We had gone back and forth for several months trying to decide if/when we should enroll our daughter (3 yrs) in preschool.  One night while I was at work I was talking with a coworker about it and, while encouraging me to do what I thought was best, she told me of a time her mother had told her that children should be home with their moms, not in preschool.  It really struck a chord with me as I thought back to my own childhood.  I was never enrolled in a day of preschool and I learned so much about day to day life from my mom, particularly in my early years.

Now I won't get all preachy--especially considering that there are a lot of moms out there who do enroll their kids in preschool early and have great success at it (and we've already tentatively decided to do the same immediately before she goes to Kindergarten just to adjust her to the situation)--but it has been so nice having her home.  I haven't regretted our decision at all.

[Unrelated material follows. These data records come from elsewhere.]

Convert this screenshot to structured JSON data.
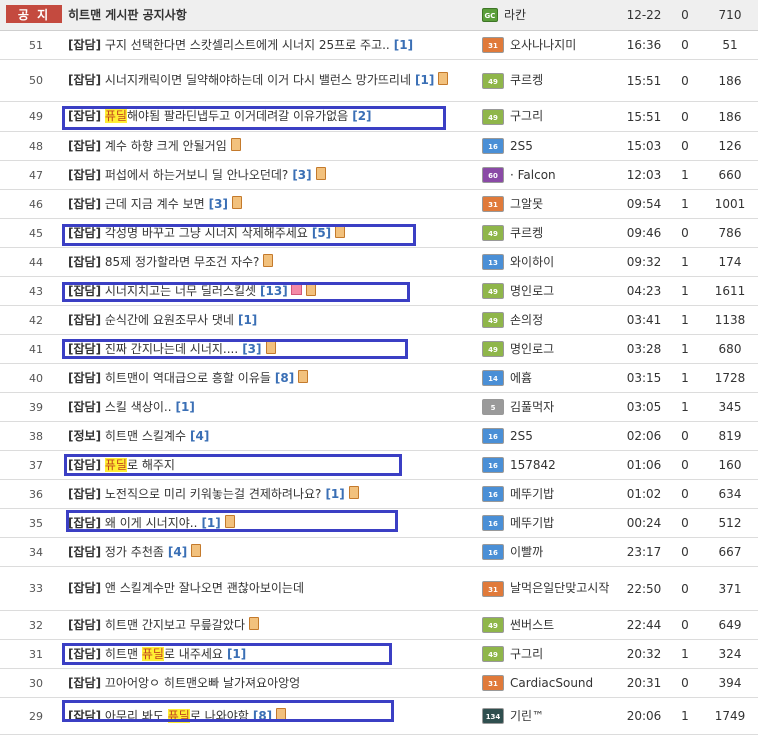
{
  "notice": {
    "badge": "공 지",
    "title": "히트맨 게시판 공지사항",
    "author": "라칸",
    "author_badge": "GC",
    "date": "12-22",
    "recommend": "0",
    "views": "710"
  },
  "rows": [
    {
      "num": "51",
      "cat": "[잡담]",
      "parts": [
        {
          "t": "구지 선택한다면 스캇셀리스트에게 시너지 25프로 주고..",
          "hl": false
        }
      ],
      "comments": "[1]",
      "note": false,
      "img": false,
      "author": "오사나나지미",
      "level": "31",
      "level_color": "#e07a3a",
      "time": "16:36",
      "rec": "0",
      "views": "51"
    },
    {
      "num": "50",
      "cat": "[잡담]",
      "parts": [
        {
          "t": "시너지캐릭이면 딜약해야하는데 이거 다시 밸런스 망가뜨리네",
          "hl": false
        }
      ],
      "comments": "[1]",
      "note": true,
      "img": false,
      "author": "쿠르켕",
      "level": "49",
      "level_color": "#8fb64a",
      "time": "15:51",
      "rec": "0",
      "views": "186"
    },
    {
      "num": "49",
      "cat": "[잡담]",
      "parts": [
        {
          "t": "퓨딜",
          "hl": true
        },
        {
          "t": "해야됨 팔라딘냅두고 이거데려갈 이유가없음",
          "hl": false
        }
      ],
      "comments": "[2]",
      "note": false,
      "img": false,
      "author": "구그리",
      "level": "49",
      "level_color": "#8fb64a",
      "time": "15:51",
      "rec": "0",
      "views": "186"
    },
    {
      "num": "48",
      "cat": "[잡담]",
      "parts": [
        {
          "t": "계수 하향 크게 안될거임",
          "hl": false
        }
      ],
      "comments": "",
      "note": true,
      "img": false,
      "author": "2S5",
      "level": "16",
      "level_color": "#4a8fd6",
      "time": "15:03",
      "rec": "0",
      "views": "126"
    },
    {
      "num": "47",
      "cat": "[잡담]",
      "parts": [
        {
          "t": "퍼섭에서 하는거보니 딜 안나오던데?",
          "hl": false
        }
      ],
      "comments": "[3]",
      "note": true,
      "img": false,
      "author": "· Falcon",
      "level": "60",
      "level_color": "#8a4aa6",
      "time": "12:03",
      "rec": "1",
      "views": "660"
    },
    {
      "num": "46",
      "cat": "[잡담]",
      "parts": [
        {
          "t": "근데 지금 계수 보면",
          "hl": false
        }
      ],
      "comments": "[3]",
      "note": true,
      "img": false,
      "author": "그알못",
      "level": "31",
      "level_color": "#e07a3a",
      "time": "09:54",
      "rec": "1",
      "views": "1001"
    },
    {
      "num": "45",
      "cat": "[잡담]",
      "parts": [
        {
          "t": "각성명 바꾸고 그냥 시너지 삭제해주세요",
          "hl": false
        }
      ],
      "comments": "[5]",
      "note": true,
      "img": false,
      "author": "쿠르켕",
      "level": "49",
      "level_color": "#8fb64a",
      "time": "09:46",
      "rec": "0",
      "views": "786"
    },
    {
      "num": "44",
      "cat": "[잡담]",
      "parts": [
        {
          "t": "85제 정가할라면 무조건 자수?",
          "hl": false
        }
      ],
      "comments": "",
      "note": true,
      "img": false,
      "author": "와이하이",
      "level": "13",
      "level_color": "#4a8fd6",
      "time": "09:32",
      "rec": "1",
      "views": "174"
    },
    {
      "num": "43",
      "cat": "[잡담]",
      "parts": [
        {
          "t": "시너지치고는 너무 딜러스킬셋",
          "hl": false
        }
      ],
      "comments": "[13]",
      "note": true,
      "img": true,
      "author": "명인로그",
      "level": "49",
      "level_color": "#8fb64a",
      "time": "04:23",
      "rec": "1",
      "views": "1611"
    },
    {
      "num": "42",
      "cat": "[잡담]",
      "parts": [
        {
          "t": "순식간에 요원조무사 댓네",
          "hl": false
        }
      ],
      "comments": "[1]",
      "note": false,
      "img": false,
      "author": "손의정",
      "level": "49",
      "level_color": "#8fb64a",
      "time": "03:41",
      "rec": "1",
      "views": "1138"
    },
    {
      "num": "41",
      "cat": "[잡담]",
      "parts": [
        {
          "t": "진짜 간지나는데 시너지....",
          "hl": false
        }
      ],
      "comments": "[3]",
      "note": true,
      "img": false,
      "author": "명인로그",
      "level": "49",
      "level_color": "#8fb64a",
      "time": "03:28",
      "rec": "1",
      "views": "680"
    },
    {
      "num": "40",
      "cat": "[잡담]",
      "parts": [
        {
          "t": "히트맨이 역대급으로 흥할 이유들",
          "hl": false
        }
      ],
      "comments": "[8]",
      "note": true,
      "img": false,
      "author": "에흄",
      "level": "14",
      "level_color": "#4a8fd6",
      "time": "03:15",
      "rec": "1",
      "views": "1728"
    },
    {
      "num": "39",
      "cat": "[잡담]",
      "parts": [
        {
          "t": "스킬 색상이..",
          "hl": false
        }
      ],
      "comments": "[1]",
      "note": false,
      "img": false,
      "author": "김풀먹자",
      "level": "5",
      "level_color": "#9a9a9a",
      "time": "03:05",
      "rec": "1",
      "views": "345"
    },
    {
      "num": "38",
      "cat": "[정보]",
      "parts": [
        {
          "t": "히트맨 스킬계수",
          "hl": false
        }
      ],
      "comments": "[4]",
      "note": false,
      "img": false,
      "author": "2S5",
      "level": "16",
      "level_color": "#4a8fd6",
      "time": "02:06",
      "rec": "0",
      "views": "819"
    },
    {
      "num": "37",
      "cat": "[잡담]",
      "parts": [
        {
          "t": "퓨딜",
          "hl": true
        },
        {
          "t": "로 해주지",
          "hl": false
        }
      ],
      "comments": "",
      "note": false,
      "img": false,
      "author": "157842",
      "level": "16",
      "level_color": "#4a8fd6",
      "time": "01:06",
      "rec": "0",
      "views": "160"
    },
    {
      "num": "36",
      "cat": "[잡담]",
      "parts": [
        {
          "t": "노전직으로 미리 키워놓는걸 견제하려나요?",
          "hl": false
        }
      ],
      "comments": "[1]",
      "note": true,
      "img": false,
      "author": "메뚜기밥",
      "level": "16",
      "level_color": "#4a8fd6",
      "time": "01:02",
      "rec": "0",
      "views": "634"
    },
    {
      "num": "35",
      "cat": "[잡담]",
      "parts": [
        {
          "t": "왜 이게 시너지야..",
          "hl": false
        }
      ],
      "comments": "[1]",
      "note": true,
      "img": false,
      "author": "메뚜기밥",
      "level": "16",
      "level_color": "#4a8fd6",
      "time": "00:24",
      "rec": "0",
      "views": "512"
    },
    {
      "num": "34",
      "cat": "[잡담]",
      "parts": [
        {
          "t": "정가 추천좀",
          "hl": false
        }
      ],
      "comments": "[4]",
      "note": true,
      "img": false,
      "author": "이빨까",
      "level": "16",
      "level_color": "#4a8fd6",
      "time": "23:17",
      "rec": "0",
      "views": "667"
    },
    {
      "num": "33",
      "cat": "[잡담]",
      "parts": [
        {
          "t": "앤 스킬계수만 잘나오면 괜찮아보이는데",
          "hl": false
        }
      ],
      "comments": "",
      "note": false,
      "img": false,
      "author": "날먹은일단맞고시작",
      "level": "31",
      "level_color": "#e07a3a",
      "time": "22:50",
      "rec": "0",
      "views": "371"
    },
    {
      "num": "32",
      "cat": "[잡담]",
      "parts": [
        {
          "t": "히트맨 간지보고 무릎갈았다",
          "hl": false
        }
      ],
      "comments": "",
      "note": true,
      "img": false,
      "author": "썬버스트",
      "level": "49",
      "level_color": "#8fb64a",
      "time": "22:44",
      "rec": "0",
      "views": "649"
    },
    {
      "num": "31",
      "cat": "[잡담]",
      "parts": [
        {
          "t": "히트맨 ",
          "hl": false
        },
        {
          "t": "퓨딜",
          "hl": true
        },
        {
          "t": "로 내주세요",
          "hl": false
        }
      ],
      "comments": "[1]",
      "note": false,
      "img": false,
      "author": "구그리",
      "level": "49",
      "level_color": "#8fb64a",
      "time": "20:32",
      "rec": "1",
      "views": "324"
    },
    {
      "num": "30",
      "cat": "[잡담]",
      "parts": [
        {
          "t": "끄아어앙ㅇ 히트맨오빠 날가져요아앙엉",
          "hl": false
        }
      ],
      "comments": "",
      "note": false,
      "img": false,
      "author": "CardiacSound",
      "level": "31",
      "level_color": "#e07a3a",
      "time": "20:31",
      "rec": "0",
      "views": "394"
    },
    {
      "num": "29",
      "cat": "[잡담]",
      "parts": [
        {
          "t": "아무리 봐도 ",
          "hl": false
        },
        {
          "t": "퓨딜",
          "hl": true
        },
        {
          "t": "로 나와야함",
          "hl": false
        }
      ],
      "comments": "[8]",
      "note": true,
      "img": false,
      "author": "기린™",
      "level": "134",
      "level_color": "#2f4f4f",
      "time": "20:06",
      "rec": "1",
      "views": "1749"
    }
  ]
}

Obviously I feel like this puts a greater responsibility on her parents to teach her not only the ins and outs of life but also her ABCs and 123s.  I started doing homeschool preschool awhile ago (I blogged about it here or on my personal blog...I can't remember.)  But I thought I would share what I've done.

Basically, every week we choose a theme, find books at the library to go with that theme, a few new vocabulary words, a poem and song or two, and an art and science project to solidify the theme (science is my favorite part!)  We also learn a color, shape, number, and capital/lower case letter.

I made a poster that I found at this website to present all of the things she's learned through the week.  My daughter also loves to draw so I hung a clothesline for her drawings and school "assignments."

Here is how it looks at the end of the week.  Each unit has a different theme (I get most of my ideas here.)  This particular week was around Mother's Day and I chose a theme based on mothers.  (In this case we didn't have a rhyme that week so the color went on the purple square.  My OCD daughter can't have blank spaces.)

Here are some closeups of her work for the week.  These were 6 months ago.  She is freakishly good at drawing stick figure people and animals now.  I mentioned my mom is an artist.  I'm guessing those genes skipped a generation because, while I love arts and crafts and sewing and the like, I suck at drawing  people and animals. 

We took this hectic summer off and focused on worksheets from a preschool workbook.  I started up again the first week of traditional school for our area.  I started over at the letter A, choosing Airplanes for the theme (which was timely since her daddy was flying on an airplane that week for work), the number 0, etc.  The next week was the letter B for Birds, the number 1, etc.

I used to choose themes based on seasons, holidays, and events.  Now, it is a little easier to prepare with a systematic approach.  Plus, it is a whole lot easier to find books at the library about "eggs" while the whole community is scrambling for books about Halloween.

Each unit takes 2 weeks.  We aren't home every day and I don't generally do school on days that she has dance, toddler time, and church.  My work schedule has me home  through early afternoon so we usually have plenty of time to get ready for the day and do school as well.  It is especially nice having that mommy/daughter time on the days I have to go to work.

So there you have it.  She is having a lot of fun learning and I am having a lot of fun teaching her.   Plus, I'd like to think that I've done a little bit to help her to prepare for her academic future.